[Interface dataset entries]
------------------------------------------------------------------------
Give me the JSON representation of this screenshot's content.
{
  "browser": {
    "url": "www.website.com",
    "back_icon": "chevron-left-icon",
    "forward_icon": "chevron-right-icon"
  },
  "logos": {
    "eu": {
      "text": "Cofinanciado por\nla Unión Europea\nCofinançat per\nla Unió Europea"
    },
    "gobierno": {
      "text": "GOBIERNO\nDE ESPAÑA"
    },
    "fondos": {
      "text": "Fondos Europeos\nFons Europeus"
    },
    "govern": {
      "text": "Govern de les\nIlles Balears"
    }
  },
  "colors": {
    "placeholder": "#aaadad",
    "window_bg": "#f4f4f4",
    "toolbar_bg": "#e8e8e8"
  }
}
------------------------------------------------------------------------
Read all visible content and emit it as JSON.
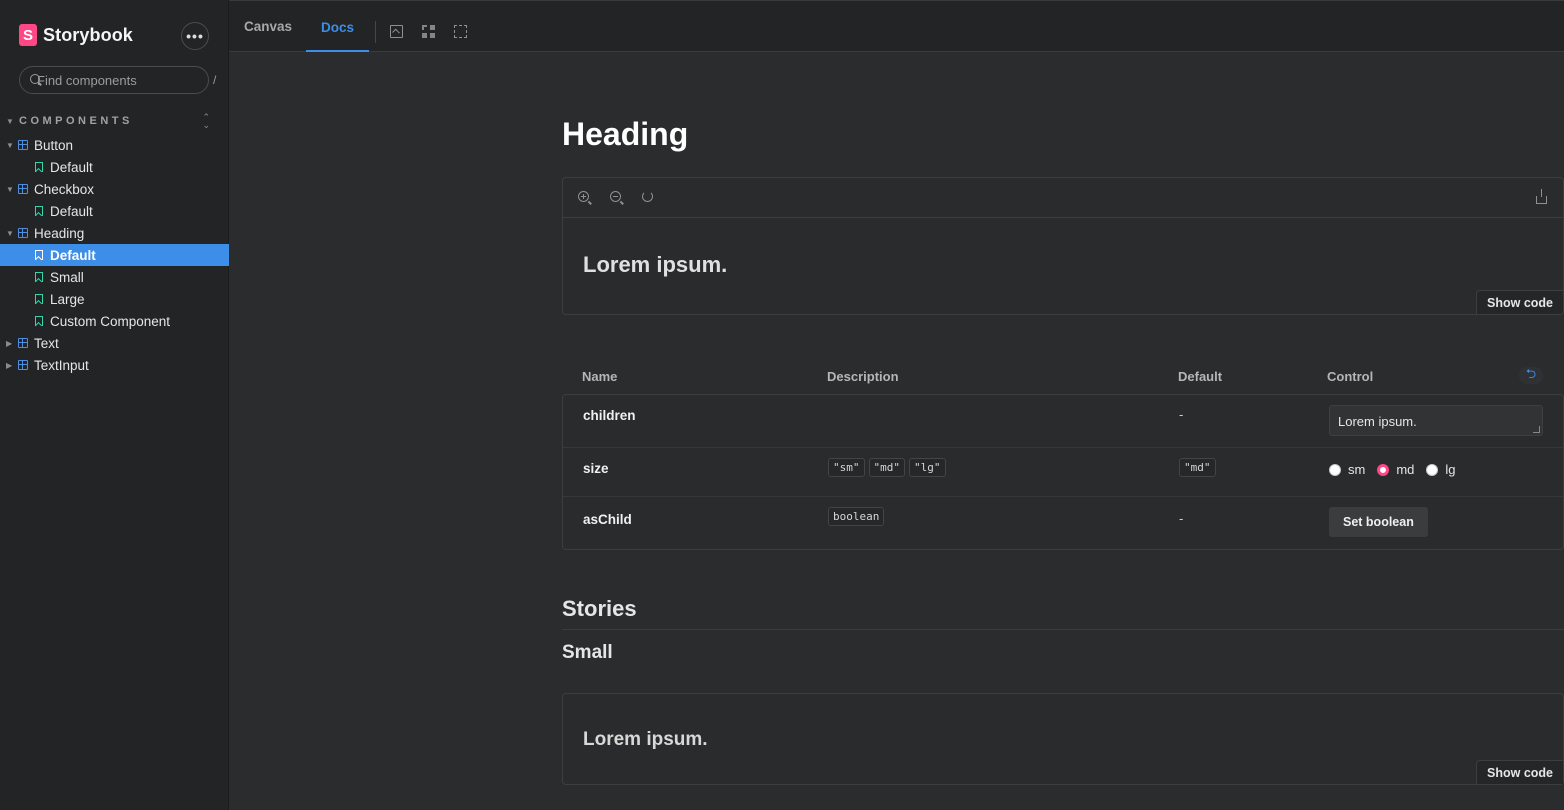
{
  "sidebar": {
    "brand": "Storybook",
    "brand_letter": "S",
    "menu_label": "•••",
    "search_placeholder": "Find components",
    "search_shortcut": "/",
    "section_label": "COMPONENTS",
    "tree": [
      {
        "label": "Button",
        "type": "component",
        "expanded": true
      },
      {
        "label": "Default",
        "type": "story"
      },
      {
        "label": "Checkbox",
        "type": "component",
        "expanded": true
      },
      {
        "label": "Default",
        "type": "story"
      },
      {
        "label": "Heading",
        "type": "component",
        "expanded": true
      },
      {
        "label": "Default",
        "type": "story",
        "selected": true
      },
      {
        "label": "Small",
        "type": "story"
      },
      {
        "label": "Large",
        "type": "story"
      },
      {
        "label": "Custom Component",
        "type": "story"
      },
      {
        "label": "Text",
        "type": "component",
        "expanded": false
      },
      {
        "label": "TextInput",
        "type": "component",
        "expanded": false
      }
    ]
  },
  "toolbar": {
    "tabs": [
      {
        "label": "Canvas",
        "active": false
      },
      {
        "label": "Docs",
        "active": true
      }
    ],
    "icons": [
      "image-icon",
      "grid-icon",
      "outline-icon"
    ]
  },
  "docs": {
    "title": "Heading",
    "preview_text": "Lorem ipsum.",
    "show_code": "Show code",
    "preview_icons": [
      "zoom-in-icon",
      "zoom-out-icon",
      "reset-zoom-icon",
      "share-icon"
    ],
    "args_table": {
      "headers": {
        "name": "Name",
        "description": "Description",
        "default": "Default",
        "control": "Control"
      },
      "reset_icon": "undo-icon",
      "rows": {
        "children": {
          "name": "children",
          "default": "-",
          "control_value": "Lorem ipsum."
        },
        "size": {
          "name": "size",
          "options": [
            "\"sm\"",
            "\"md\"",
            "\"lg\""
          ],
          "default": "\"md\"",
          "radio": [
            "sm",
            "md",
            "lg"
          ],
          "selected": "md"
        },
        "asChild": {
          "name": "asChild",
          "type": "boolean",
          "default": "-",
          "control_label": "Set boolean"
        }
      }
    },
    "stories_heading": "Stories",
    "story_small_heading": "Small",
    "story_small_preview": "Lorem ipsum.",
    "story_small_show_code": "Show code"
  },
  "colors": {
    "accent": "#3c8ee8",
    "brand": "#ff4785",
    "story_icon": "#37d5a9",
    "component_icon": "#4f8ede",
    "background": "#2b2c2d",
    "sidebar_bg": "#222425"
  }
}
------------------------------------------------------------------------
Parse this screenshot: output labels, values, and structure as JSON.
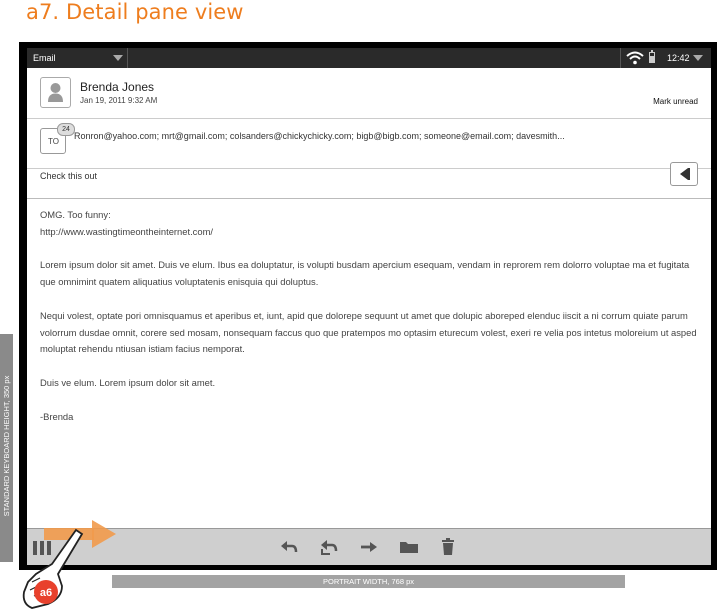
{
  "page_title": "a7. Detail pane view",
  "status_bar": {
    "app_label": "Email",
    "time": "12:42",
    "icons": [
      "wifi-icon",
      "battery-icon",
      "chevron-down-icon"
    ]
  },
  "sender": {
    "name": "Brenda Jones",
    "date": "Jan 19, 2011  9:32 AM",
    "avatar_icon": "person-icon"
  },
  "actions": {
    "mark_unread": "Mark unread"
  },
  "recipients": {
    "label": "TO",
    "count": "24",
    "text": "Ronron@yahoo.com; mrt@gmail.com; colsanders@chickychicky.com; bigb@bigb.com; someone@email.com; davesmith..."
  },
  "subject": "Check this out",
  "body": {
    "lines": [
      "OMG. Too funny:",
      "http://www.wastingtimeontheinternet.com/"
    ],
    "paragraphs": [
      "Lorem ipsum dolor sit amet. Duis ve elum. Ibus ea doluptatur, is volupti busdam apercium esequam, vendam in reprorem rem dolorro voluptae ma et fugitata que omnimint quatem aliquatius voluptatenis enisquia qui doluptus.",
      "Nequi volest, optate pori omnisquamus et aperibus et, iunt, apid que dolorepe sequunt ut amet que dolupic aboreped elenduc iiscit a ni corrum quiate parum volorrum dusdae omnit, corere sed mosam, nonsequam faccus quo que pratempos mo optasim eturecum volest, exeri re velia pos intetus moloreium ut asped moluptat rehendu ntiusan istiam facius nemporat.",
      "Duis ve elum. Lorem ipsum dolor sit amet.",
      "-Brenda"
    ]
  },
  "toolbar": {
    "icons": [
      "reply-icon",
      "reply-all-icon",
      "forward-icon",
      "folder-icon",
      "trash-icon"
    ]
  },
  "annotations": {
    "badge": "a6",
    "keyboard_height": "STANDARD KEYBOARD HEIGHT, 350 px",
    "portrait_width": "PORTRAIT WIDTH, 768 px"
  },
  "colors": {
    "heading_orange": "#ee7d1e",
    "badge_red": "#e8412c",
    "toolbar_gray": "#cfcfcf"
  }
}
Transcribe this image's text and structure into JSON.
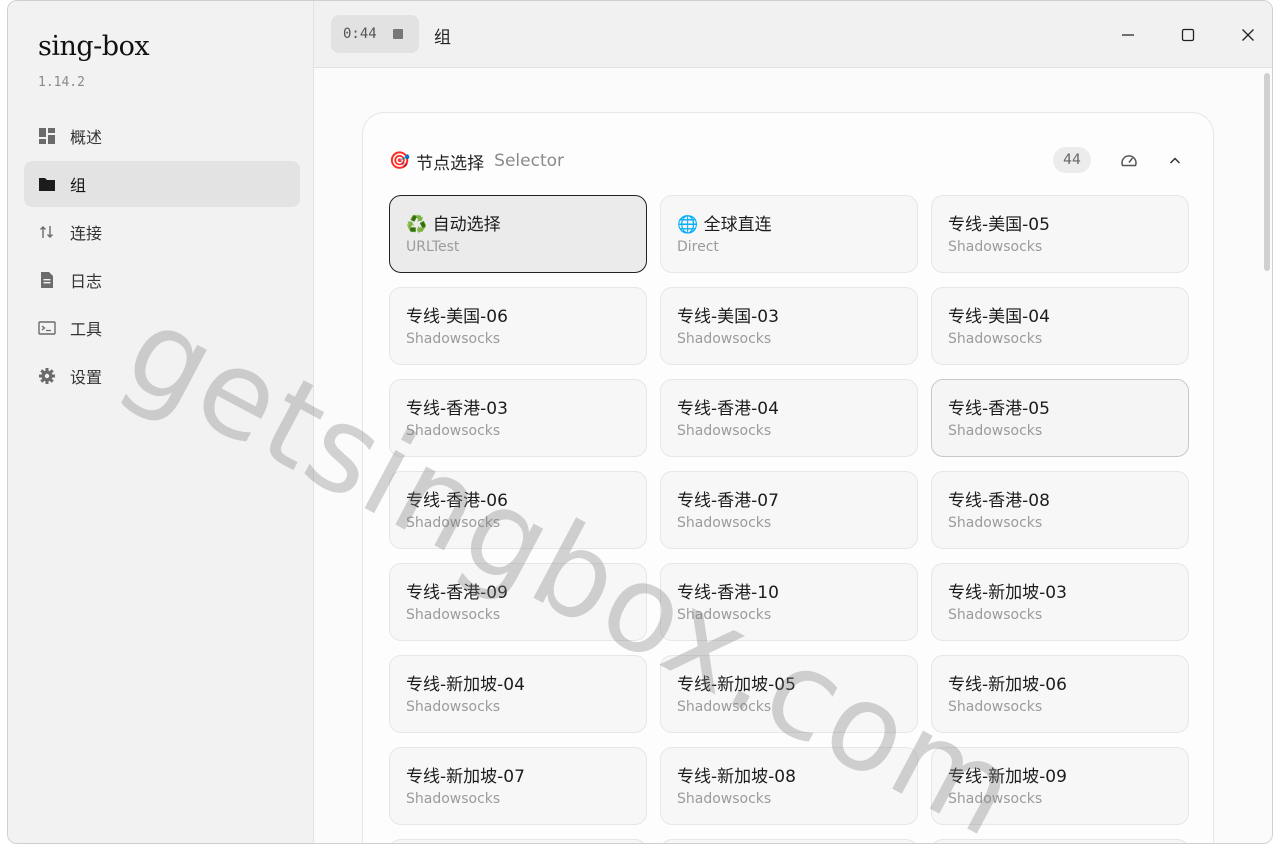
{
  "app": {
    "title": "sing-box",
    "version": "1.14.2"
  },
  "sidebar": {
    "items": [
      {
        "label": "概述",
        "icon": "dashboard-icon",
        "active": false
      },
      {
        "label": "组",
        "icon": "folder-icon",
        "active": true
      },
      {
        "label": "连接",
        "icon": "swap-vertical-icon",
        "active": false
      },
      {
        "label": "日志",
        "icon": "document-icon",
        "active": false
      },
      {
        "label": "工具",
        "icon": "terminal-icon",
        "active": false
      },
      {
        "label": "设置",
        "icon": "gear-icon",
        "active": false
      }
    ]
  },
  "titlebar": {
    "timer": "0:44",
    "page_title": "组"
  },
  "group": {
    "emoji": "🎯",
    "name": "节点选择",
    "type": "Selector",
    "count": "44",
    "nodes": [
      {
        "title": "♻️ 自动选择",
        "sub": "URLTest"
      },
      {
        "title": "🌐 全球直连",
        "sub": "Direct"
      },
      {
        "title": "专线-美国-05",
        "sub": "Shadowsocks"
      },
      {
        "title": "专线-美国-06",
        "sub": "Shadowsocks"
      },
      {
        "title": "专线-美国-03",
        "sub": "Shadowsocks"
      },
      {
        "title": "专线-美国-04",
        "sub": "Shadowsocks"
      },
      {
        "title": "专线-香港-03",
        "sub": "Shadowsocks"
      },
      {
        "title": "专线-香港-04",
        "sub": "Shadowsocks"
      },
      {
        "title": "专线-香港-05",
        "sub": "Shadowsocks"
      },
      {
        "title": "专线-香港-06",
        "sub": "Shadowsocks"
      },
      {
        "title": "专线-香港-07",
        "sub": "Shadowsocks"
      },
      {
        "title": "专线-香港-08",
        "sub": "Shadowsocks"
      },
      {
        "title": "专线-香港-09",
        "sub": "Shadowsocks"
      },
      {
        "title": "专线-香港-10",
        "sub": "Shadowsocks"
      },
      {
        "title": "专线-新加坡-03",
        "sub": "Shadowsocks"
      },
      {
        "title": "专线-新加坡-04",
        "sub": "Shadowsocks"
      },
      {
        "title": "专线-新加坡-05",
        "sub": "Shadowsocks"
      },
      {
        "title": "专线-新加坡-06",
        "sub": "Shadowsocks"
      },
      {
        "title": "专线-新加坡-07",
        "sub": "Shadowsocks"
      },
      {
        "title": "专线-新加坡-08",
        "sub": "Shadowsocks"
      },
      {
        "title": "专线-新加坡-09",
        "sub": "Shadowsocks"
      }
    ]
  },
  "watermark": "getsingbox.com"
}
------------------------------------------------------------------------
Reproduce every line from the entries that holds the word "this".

Give me the JSON representation of this screenshot's content.
Parse this screenshot: output labels, values, and structure as JSON.
  "subject": "Check this out",
Transcribe this image's text and structure into JSON.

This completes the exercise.